### WHAT IS REQUIRED:
Once the pictures are set aside, copy the data below exactly as it stands.

BEGIN AVAILABLE DATA

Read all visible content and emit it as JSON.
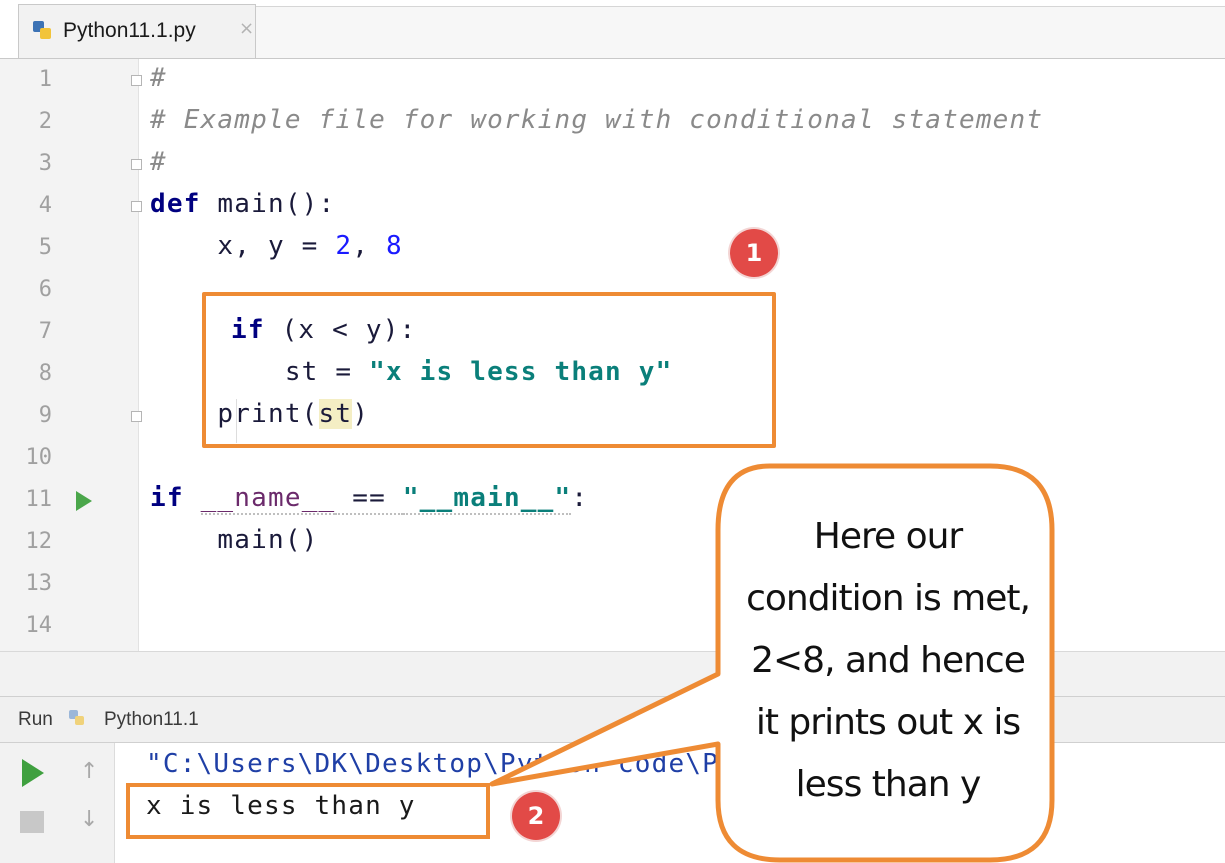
{
  "tab": {
    "filename": "Python11.1.py",
    "close_glyph": "×"
  },
  "editor": {
    "line_numbers": [
      "1",
      "2",
      "3",
      "4",
      "5",
      "6",
      "7",
      "8",
      "9",
      "10",
      "11",
      "12",
      "13",
      "14"
    ],
    "code": {
      "l1": "#",
      "l2": "# Example file for working with conditional statement",
      "l3": "#",
      "l4_kw": "def",
      "l4_rest": " main():",
      "l5_a": "    x, y = ",
      "l5_n1": "2",
      "l5_b": ", ",
      "l5_n2": "8",
      "l7_kw": "if",
      "l7_rest": " (x < y):",
      "l8_a": "        st = ",
      "l8_str": "\"x is less than y\"",
      "l9_a": "    print(",
      "l9_hl": "st",
      "l9_b": ")",
      "l11_kw": "if",
      "l11_sp": " ",
      "l11_name": "__name__",
      "l11_eq": " == ",
      "l11_str": "\"__main__\"",
      "l11_colon": ":",
      "l12": "    main()"
    }
  },
  "run_panel": {
    "title": "Run",
    "config": "Python11.1",
    "command": "\"C:\\Users\\DK\\Desktop\\Python code\\Python 11",
    "output": "x is less than y"
  },
  "annotations": {
    "badge_1": "1",
    "badge_2": "2",
    "callout_lines": [
      "Here our",
      "condition is met,",
      "2<8, and hence",
      "it prints out x is",
      "less than y"
    ],
    "accent_color": "#ee8b34",
    "badge_color": "#e24a47"
  }
}
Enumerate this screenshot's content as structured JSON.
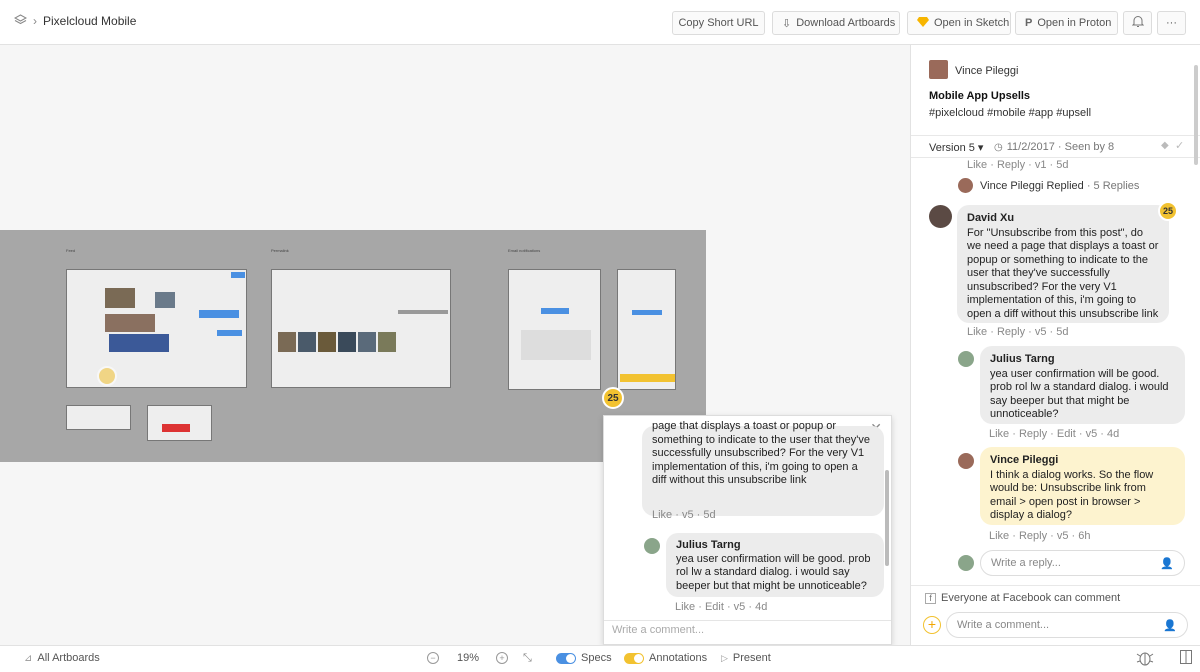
{
  "topbar": {
    "project": "Pixelcloud Mobile",
    "copy_short_url": "Copy Short URL",
    "download_artboards": "Download Artboards",
    "open_in_sketch": "Open in Sketch",
    "open_in_proton": "Open in Proton",
    "more": "···"
  },
  "canvas": {
    "board_labels": [
      "Feed",
      "Permalink",
      "Email notifications"
    ],
    "badge": "25"
  },
  "popup": {
    "text_1": "page that displays a toast or popup or something to indicate to the user that they've successfully unsubscribed? For the very V1 implementation of this, i'm going to open a diff without this unsubscribe link",
    "meta_1": "Like · v5 · 5d",
    "author_2": "Julius Tarng",
    "text_2": "yea user confirmation will be good. prob rol lw a standard dialog. i would say beeper but that might be unnoticeable?",
    "meta_2": "Like · Edit · v5 · 4d",
    "input_placeholder": "Write a comment..."
  },
  "panel": {
    "author": "Vince Pileggi",
    "title": "Mobile App Upsells",
    "tags": "#pixelcloud #mobile #app #upsell",
    "version": "Version 5 ▾",
    "date_seen": "11/2/2017 · Seen by 8",
    "meta_top": "Like · Reply · v1 · 5d",
    "replied_name": "Vince Pileggi Replied",
    "replied_count": "· 5 Replies",
    "comment_1_author": "David Xu",
    "comment_1_text": "For \"Unsubscribe from this post\", do we need a page that displays a toast or popup or something to indicate to the user that they've successfully unsubscribed? For the very V1 implementation of this, i'm going to open a diff without this unsubscribe link",
    "comment_1_badge": "25",
    "comment_1_meta": "Like · Reply · v5 · 5d",
    "reply_1_author": "Julius Tarng",
    "reply_1_text": "yea user confirmation will be good. prob rol lw a standard dialog. i would say beeper but that might be unnoticeable?",
    "reply_1_meta": "Like · Reply · Edit · v5 · 4d",
    "reply_2_author": "Vince Pileggi",
    "reply_2_text": "I think a dialog works. So the flow would be: Unsubscribe link from email > open post in browser > display a dialog?",
    "reply_2_meta": "Like · Reply · v5 · 6h",
    "reply_placeholder": "Write a reply...",
    "permission": "Everyone at Facebook can comment",
    "comment_placeholder": "Write a comment..."
  },
  "bottombar": {
    "all_artboards": "All Artboards",
    "zoom": "19%",
    "specs": "Specs",
    "annotations": "Annotations",
    "present": "Present"
  },
  "colors": {
    "accent_blue": "#4a90e2",
    "badge_yellow": "#f2c230",
    "highlight_yellow": "#fdf3cf"
  }
}
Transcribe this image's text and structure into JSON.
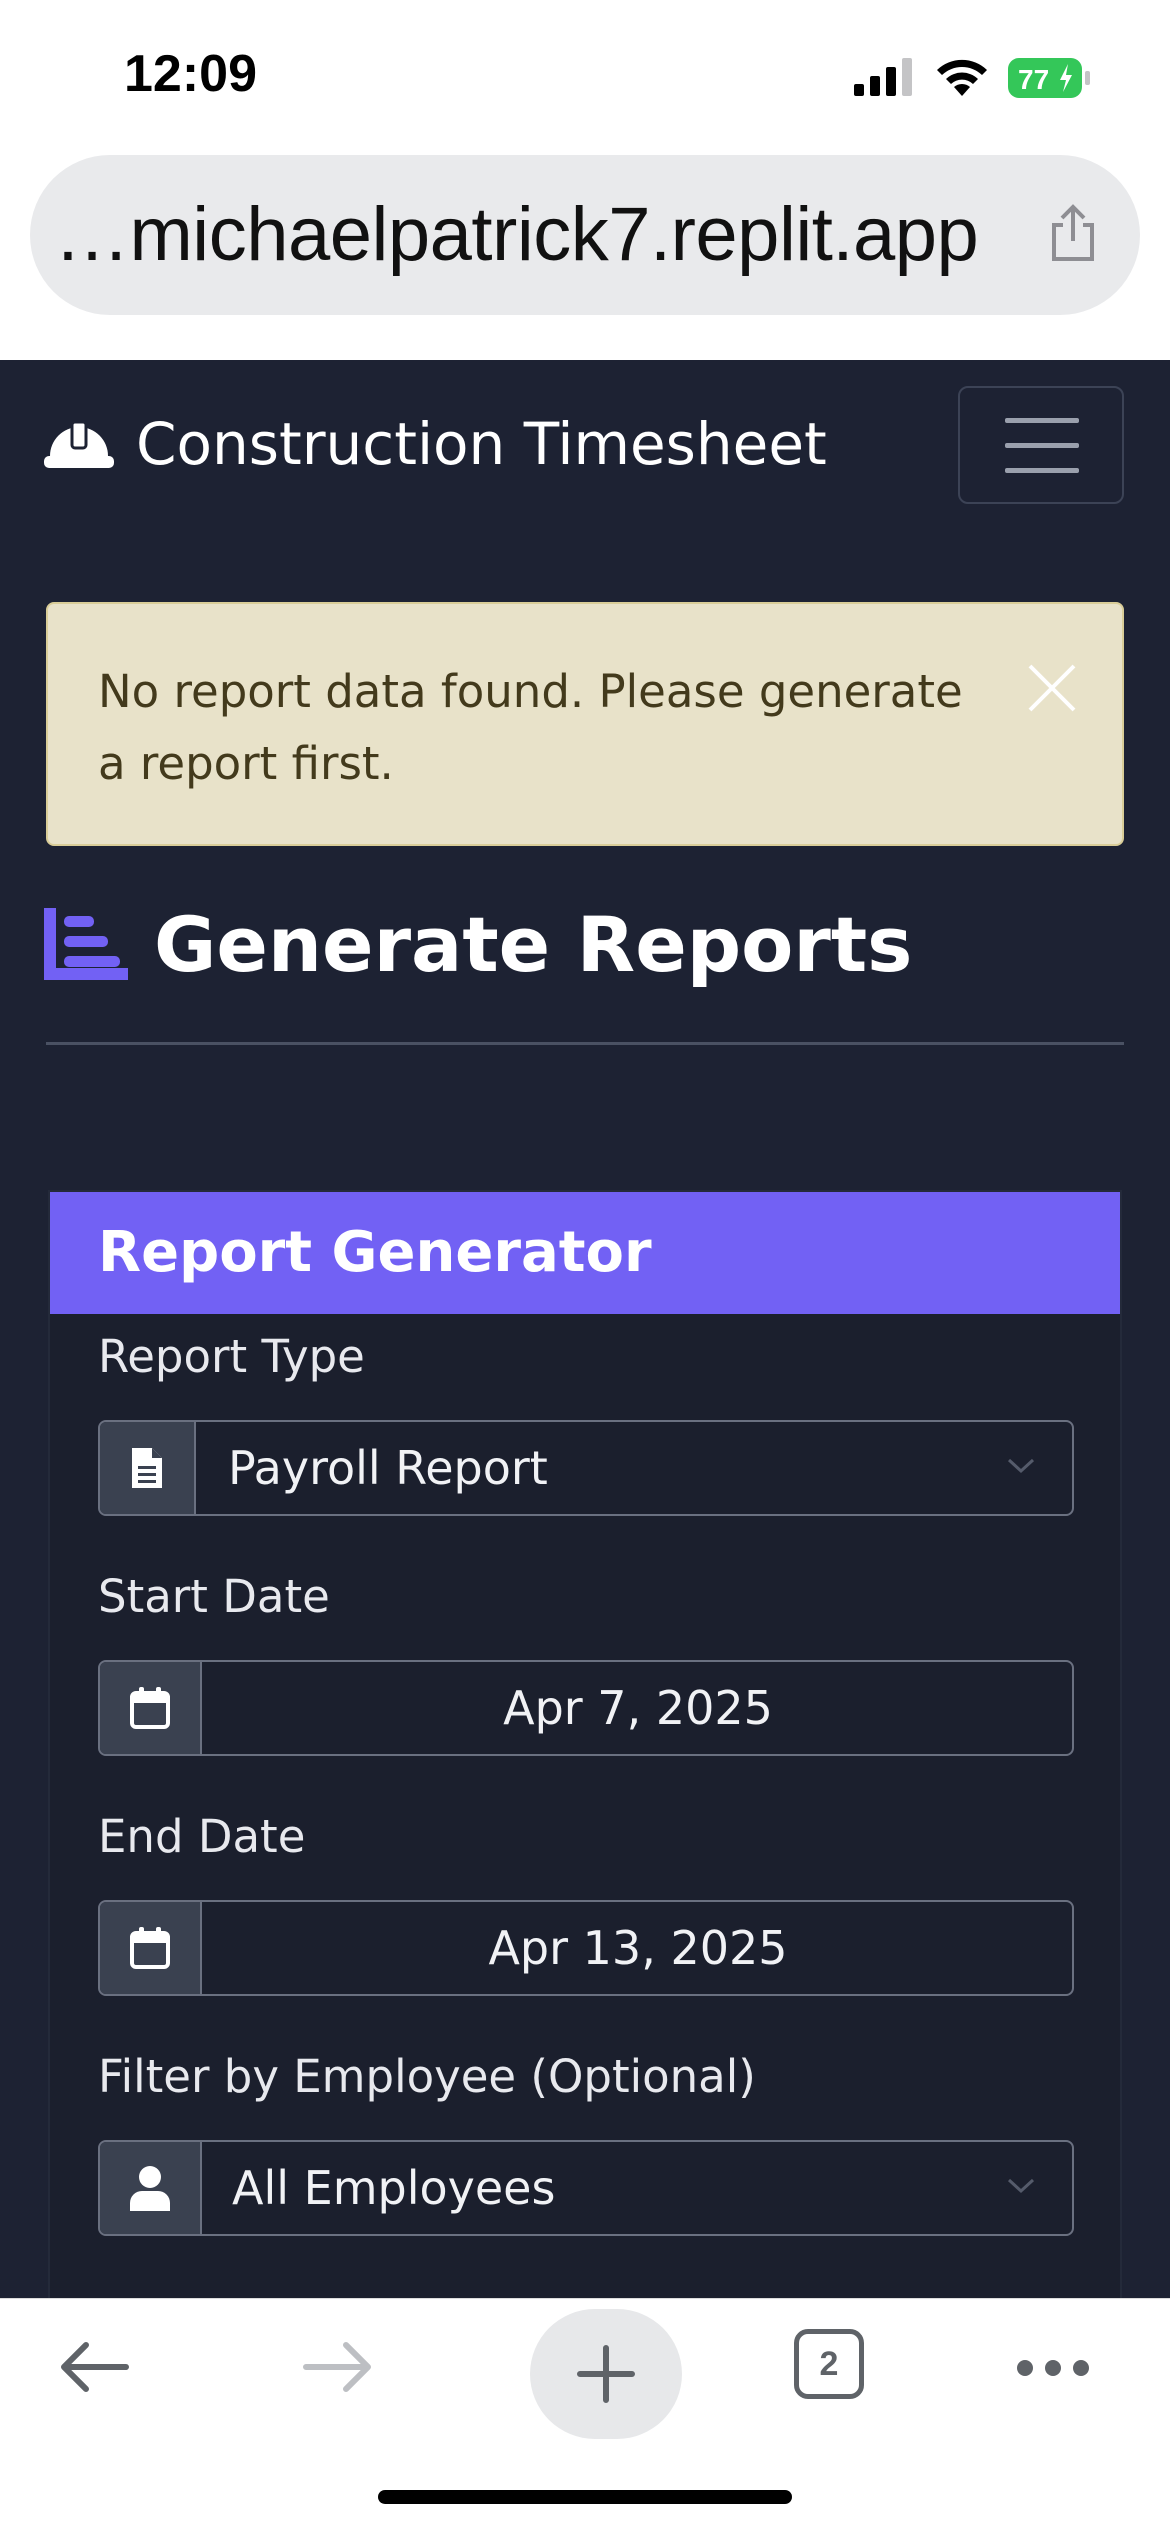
{
  "status_bar": {
    "time": "12:09",
    "battery_level": "77",
    "signal_bars": 3,
    "battery_color": "#34c759"
  },
  "browser": {
    "url": "…michaelpatrick7.replit.app",
    "open_tabs": "2",
    "icons": [
      "back-arrow-icon",
      "forward-arrow-icon",
      "plus-icon",
      "tabs-icon",
      "more-icon",
      "share-icon"
    ]
  },
  "navbar": {
    "brand": "Construction Timesheet",
    "brand_icon": "hard-hat-icon",
    "toggler_icon": "hamburger-icon"
  },
  "alert": {
    "message": "No report data found. Please generate a report first.",
    "close_icon": "close-icon"
  },
  "page": {
    "title": "Generate Reports",
    "title_icon": "chart-bar-icon",
    "accent_color": "#7261f4"
  },
  "report_generator": {
    "title": "Report Generator",
    "fields": {
      "report_type": {
        "label": "Report Type",
        "value": "Payroll Report",
        "icon": "file-icon"
      },
      "start_date": {
        "label": "Start Date",
        "value": "Apr 7, 2025",
        "icon": "calendar-icon"
      },
      "end_date": {
        "label": "End Date",
        "value": "Apr 13, 2025",
        "icon": "calendar-icon"
      },
      "employee": {
        "label": "Filter by Employee (Optional)",
        "value": "All Employees",
        "icon": "user-icon"
      }
    }
  }
}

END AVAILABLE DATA

### FINAL ANSWER:
Read all visible content and emit it as JSON.
{
  "tab": {
    "filename": "Python11.1.py",
    "close_glyph": "×"
  },
  "editor": {
    "line_numbers": [
      "1",
      "2",
      "3",
      "4",
      "5",
      "6",
      "7",
      "8",
      "9",
      "10",
      "11",
      "12",
      "13",
      "14"
    ],
    "code": {
      "l1": "#",
      "l2": "# Example file for working with conditional statement",
      "l3": "#",
      "l4_kw": "def",
      "l4_rest": " main():",
      "l5_a": "    x, y = ",
      "l5_n1": "2",
      "l5_b": ", ",
      "l5_n2": "8",
      "l7_kw": "if",
      "l7_rest": " (x < y):",
      "l8_a": "        st = ",
      "l8_str": "\"x is less than y\"",
      "l9_a": "    print(",
      "l9_hl": "st",
      "l9_b": ")",
      "l11_kw": "if",
      "l11_sp": " ",
      "l11_name": "__name__",
      "l11_eq": " == ",
      "l11_str": "\"__main__\"",
      "l11_colon": ":",
      "l12": "    main()"
    }
  },
  "run_panel": {
    "title": "Run",
    "config": "Python11.1",
    "command": "\"C:\\Users\\DK\\Desktop\\Python code\\Python 11",
    "output": "x is less than y"
  },
  "annotations": {
    "badge_1": "1",
    "badge_2": "2",
    "callout_lines": [
      "Here our",
      "condition is met,",
      "2<8, and hence",
      "it prints out x is",
      "less than y"
    ],
    "accent_color": "#ee8b34",
    "badge_color": "#e24a47"
  }
}
Enumerate this screenshot's content as structured JSON.
{
  "topbar": {
    "project": "Pixelcloud Mobile",
    "copy_short_url": "Copy Short URL",
    "download_artboards": "Download Artboards",
    "open_in_sketch": "Open in Sketch",
    "open_in_proton": "Open in Proton",
    "more": "···"
  },
  "canvas": {
    "board_labels": [
      "Feed",
      "Permalink",
      "Email notifications"
    ],
    "badge": "25"
  },
  "popup": {
    "text_1": "page that displays a toast or popup or something to indicate to the user that they've successfully unsubscribed? For the very V1 implementation of this, i'm going to open a diff without this unsubscribe link",
    "meta_1": "Like · v5 · 5d",
    "author_2": "Julius Tarng",
    "text_2": "yea user confirmation will be good. prob rol lw a standard dialog. i would say beeper but that might be unnoticeable?",
    "meta_2": "Like · Edit · v5 · 4d",
    "input_placeholder": "Write a comment..."
  },
  "panel": {
    "author": "Vince Pileggi",
    "title": "Mobile App Upsells",
    "tags": "#pixelcloud #mobile #app #upsell",
    "version": "Version 5 ▾",
    "date_seen": "11/2/2017 · Seen by 8",
    "meta_top": "Like · Reply · v1 · 5d",
    "replied_name": "Vince Pileggi Replied",
    "replied_count": "· 5 Replies",
    "comment_1_author": "David Xu",
    "comment_1_text": "For \"Unsubscribe from this post\", do we need a page that displays a toast or popup or something to indicate to the user that they've successfully unsubscribed? For the very V1 implementation of this, i'm going to open a diff without this unsubscribe link",
    "comment_1_badge": "25",
    "comment_1_meta": "Like · Reply · v5 · 5d",
    "reply_1_author": "Julius Tarng",
    "reply_1_text": "yea user confirmation will be good. prob rol lw a standard dialog. i would say beeper but that might be unnoticeable?",
    "reply_1_meta": "Like · Reply · Edit · v5 · 4d",
    "reply_2_author": "Vince Pileggi",
    "reply_2_text": "I think a dialog works. So the flow would be: Unsubscribe link from email > open post in browser > display a dialog?",
    "reply_2_meta": "Like · Reply · v5 · 6h",
    "reply_placeholder": "Write a reply...",
    "permission": "Everyone at Facebook can comment",
    "comment_placeholder": "Write a comment..."
  },
  "bottombar": {
    "all_artboards": "All Artboards",
    "zoom": "19%",
    "specs": "Specs",
    "annotations": "Annotations",
    "present": "Present"
  },
  "colors": {
    "accent_blue": "#4a90e2",
    "badge_yellow": "#f2c230",
    "highlight_yellow": "#fdf3cf"
  }
}
Transcribe this image's text and structure into JSON.
{
  "status_bar": {
    "time": "12:09",
    "battery_level": "77",
    "signal_bars": 3,
    "battery_color": "#34c759"
  },
  "browser": {
    "url": "…michaelpatrick7.replit.app",
    "open_tabs": "2",
    "icons": [
      "back-arrow-icon",
      "forward-arrow-icon",
      "plus-icon",
      "tabs-icon",
      "more-icon",
      "share-icon"
    ]
  },
  "navbar": {
    "brand": "Construction Timesheet",
    "brand_icon": "hard-hat-icon",
    "toggler_icon": "hamburger-icon"
  },
  "alert": {
    "message": "No report data found. Please generate a report first.",
    "close_icon": "close-icon"
  },
  "page": {
    "title": "Generate Reports",
    "title_icon": "chart-bar-icon",
    "accent_color": "#7261f4"
  },
  "report_generator": {
    "title": "Report Generator",
    "fields": {
      "report_type": {
        "label": "Report Type",
        "value": "Payroll Report",
        "icon": "file-icon"
      },
      "start_date": {
        "label": "Start Date",
        "value": "Apr 7, 2025",
        "icon": "calendar-icon"
      },
      "end_date": {
        "label": "End Date",
        "value": "Apr 13, 2025",
        "icon": "calendar-icon"
      },
      "employee": {
        "label": "Filter by Employee (Optional)",
        "value": "All Employees",
        "icon": "user-icon"
      }
    }
  }
}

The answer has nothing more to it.